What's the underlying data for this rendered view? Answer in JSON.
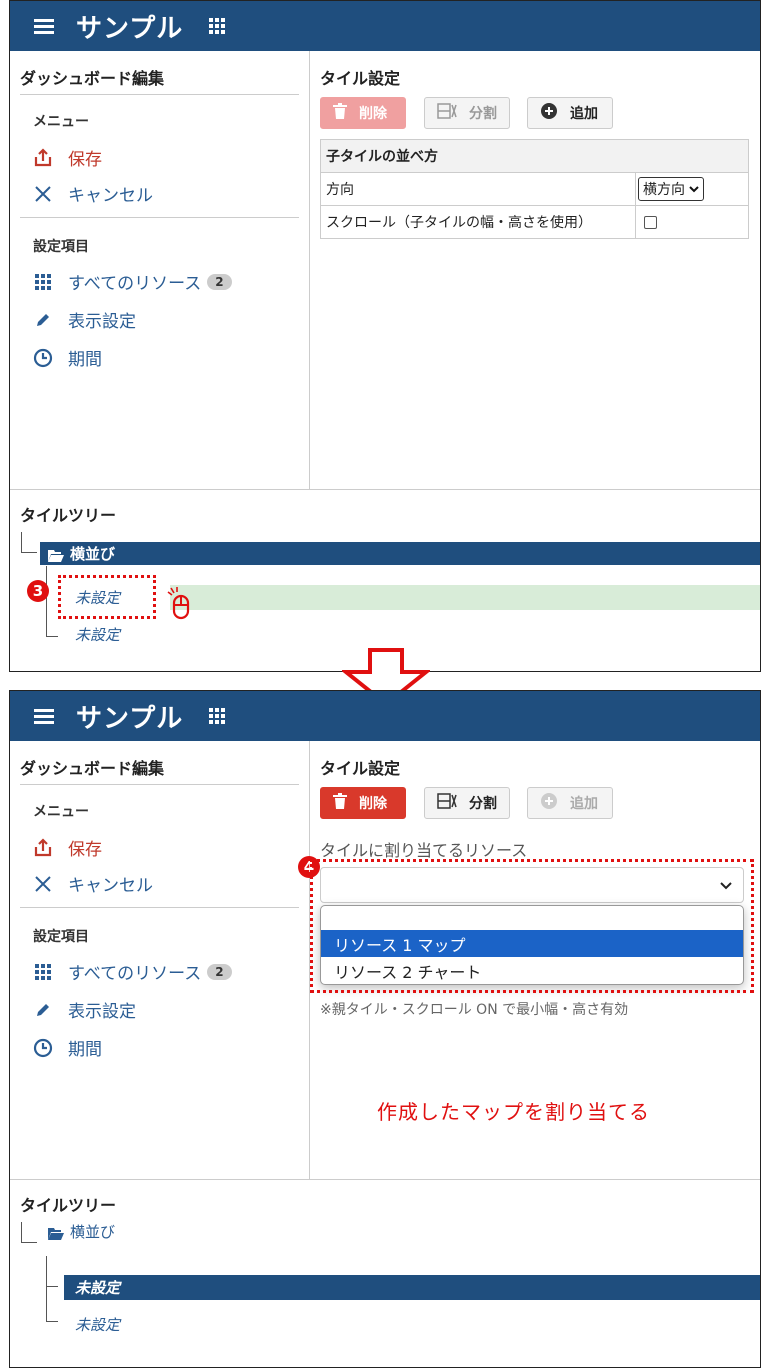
{
  "header": {
    "title": "サンプル"
  },
  "left": {
    "title": "ダッシュボード編集",
    "menu_group": "メニュー",
    "save": "保存",
    "cancel": "キャンセル",
    "settings_group": "設定項目",
    "all_resources": "すべてのリソース",
    "all_resources_count": "2",
    "display_settings": "表示設定",
    "period": "期間"
  },
  "right": {
    "title": "タイル設定",
    "delete": "削除",
    "split": "分割",
    "add": "追加",
    "table": {
      "header": "子タイルの並べ方",
      "direction_label": "方向",
      "direction_value": "横方向",
      "scroll_label": "スクロール（子タイルの幅・高さを使用）"
    },
    "resource_label": "タイルに割り当てるリソース",
    "options": [
      "リソース 1 マップ",
      "リソース 2 チャート"
    ],
    "note": "※親タイル・スクロール ON で最小幅・高さ有効"
  },
  "tree": {
    "title": "タイルツリー",
    "root": "横並び",
    "children": [
      "未設定",
      "未設定"
    ]
  },
  "annotations": {
    "step3": "3",
    "step4": "4",
    "callout": "作成したマップを割り当てる"
  },
  "colors": {
    "header": "#1f4e7e",
    "accent_red": "#e01010",
    "delete_disabled": "#f0a0a0",
    "delete_active": "#d9392b",
    "link_blue": "#2b5d94",
    "hover_green": "#d8ecd8",
    "option_selected": "#1b63c7"
  }
}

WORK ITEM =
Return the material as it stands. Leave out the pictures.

EXERCISE RESULT =
What's the underlying data for this rendered view? Answer in JSON.
{
  "header": {
    "title": "サンプル"
  },
  "left": {
    "title": "ダッシュボード編集",
    "menu_group": "メニュー",
    "save": "保存",
    "cancel": "キャンセル",
    "settings_group": "設定項目",
    "all_resources": "すべてのリソース",
    "all_resources_count": "2",
    "display_settings": "表示設定",
    "period": "期間"
  },
  "right": {
    "title": "タイル設定",
    "delete": "削除",
    "split": "分割",
    "add": "追加",
    "table": {
      "header": "子タイルの並べ方",
      "direction_label": "方向",
      "direction_value": "横方向",
      "scroll_label": "スクロール（子タイルの幅・高さを使用）"
    },
    "resource_label": "タイルに割り当てるリソース",
    "options": [
      "リソース 1 マップ",
      "リソース 2 チャート"
    ],
    "note": "※親タイル・スクロール ON で最小幅・高さ有効"
  },
  "tree": {
    "title": "タイルツリー",
    "root": "横並び",
    "children": [
      "未設定",
      "未設定"
    ]
  },
  "annotations": {
    "step3": "3",
    "step4": "4",
    "callout": "作成したマップを割り当てる"
  },
  "colors": {
    "header": "#1f4e7e",
    "accent_red": "#e01010",
    "delete_disabled": "#f0a0a0",
    "delete_active": "#d9392b",
    "link_blue": "#2b5d94",
    "hover_green": "#d8ecd8",
    "option_selected": "#1b63c7"
  }
}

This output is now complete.